-- Opening Marker --
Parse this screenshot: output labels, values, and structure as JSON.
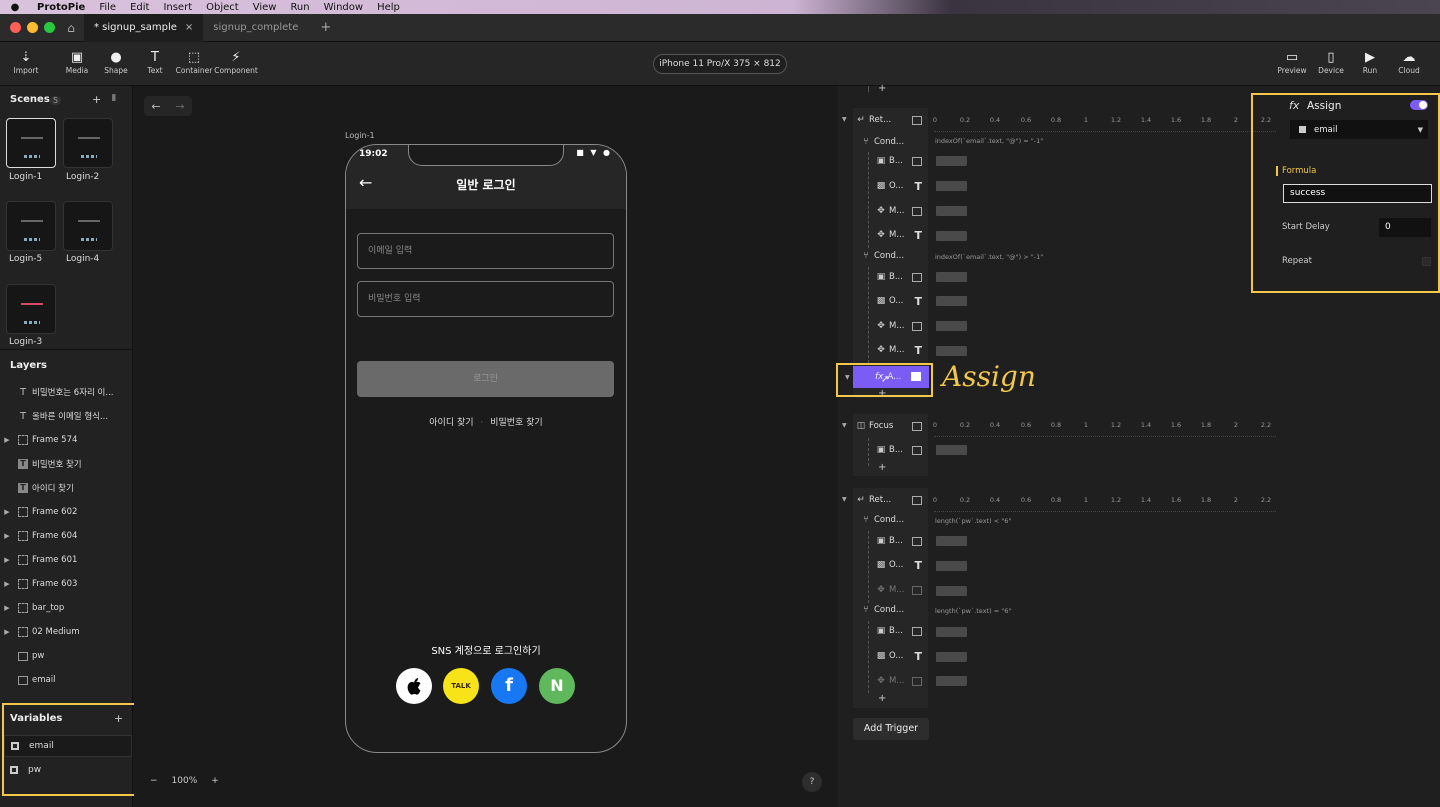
{
  "menubar": {
    "app": "ProtoPie",
    "items": [
      "File",
      "Edit",
      "Insert",
      "Object",
      "View",
      "Run",
      "Window",
      "Help"
    ]
  },
  "tabs": {
    "active": "* signup_sample",
    "inactive": "signup_complete",
    "close": "×",
    "add": "+"
  },
  "toolbar": {
    "import": "Import",
    "media": "Media",
    "shape": "Shape",
    "text": "Text",
    "container": "Container",
    "component": "Component",
    "device": "iPhone 11 Pro/X  375 × 812",
    "preview": "Preview",
    "device_btn": "Device",
    "run": "Run",
    "cloud": "Cloud"
  },
  "scenes": {
    "title": "Scenes",
    "count": "5",
    "add": "+",
    "items": [
      "Login-1",
      "Login-2",
      "Login-5",
      "Login-4",
      "Login-3"
    ]
  },
  "layers": {
    "title": "Layers",
    "items": [
      "비밀번호는 6자리 이...",
      "올바른 이메일 형식...",
      "Frame 574",
      "비밀번호 찾기",
      "아이디 찾기",
      "Frame 602",
      "Frame 604",
      "Frame 601",
      "Frame 603",
      "bar_top",
      "02 Medium",
      "pw",
      "email"
    ]
  },
  "variables": {
    "title": "Variables",
    "add": "+",
    "items": [
      "email",
      "pw"
    ]
  },
  "canvas": {
    "frame_label": "Login-1",
    "zoom": "100%",
    "zoom_minus": "−",
    "zoom_plus": "+",
    "help": "?"
  },
  "phone": {
    "time": "19:02",
    "status": "■ ▼ ●",
    "back": "←",
    "title": "일반 로그인",
    "email_placeholder": "이메일 입력",
    "pw_placeholder": "비밀번호 입력",
    "login": "로그인",
    "find_id": "아이디 찾기",
    "sep": "·",
    "find_pw": "비밀번호 찾기",
    "sns_title": "SNS 계정으로 로그인하기",
    "sns": {
      "apple": "",
      "kakao": "TALK",
      "facebook": "f",
      "naver": "N"
    }
  },
  "interactions": {
    "ticks": [
      "0",
      "0.2",
      "0.4",
      "0.6",
      "0.8",
      "1",
      "1.2",
      "1.4",
      "1.6",
      "1.8",
      "2",
      "2.2"
    ],
    "trigger1": "Ret...",
    "cond1": "Cond...",
    "cond1_expr": "indexOf(`email`.text, \"@\") = \"-1\"",
    "cond2": "Cond...",
    "cond2_expr": "indexOf(`email`.text, \"@\") > \"-1\"",
    "resp_b": "B...",
    "resp_o": "O...",
    "resp_m": "M...",
    "assign": "A...",
    "assign_note": "Assign",
    "trigger2": "Focus",
    "trigger3": "Ret...",
    "cond3": "Cond...",
    "cond3_expr": "length(`pw`.text) < \"6\"",
    "cond4": "Cond...",
    "cond4_expr": "length(`pw`.text) = \"6\"",
    "add": "+",
    "add_trigger": "Add Trigger"
  },
  "props": {
    "title": "Assign",
    "fx": "fx",
    "variable": "email",
    "formula_label": "Formula",
    "formula": "success",
    "start_delay_label": "Start Delay",
    "start_delay": "0",
    "repeat_label": "Repeat"
  },
  "colors": {
    "accent": "#7b5cf4",
    "highlight": "#f3c74a",
    "kakao": "#f7e317",
    "facebook": "#1877f2",
    "naver": "#5fb85b"
  }
}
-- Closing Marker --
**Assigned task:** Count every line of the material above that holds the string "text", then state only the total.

**Exercise solution:** 5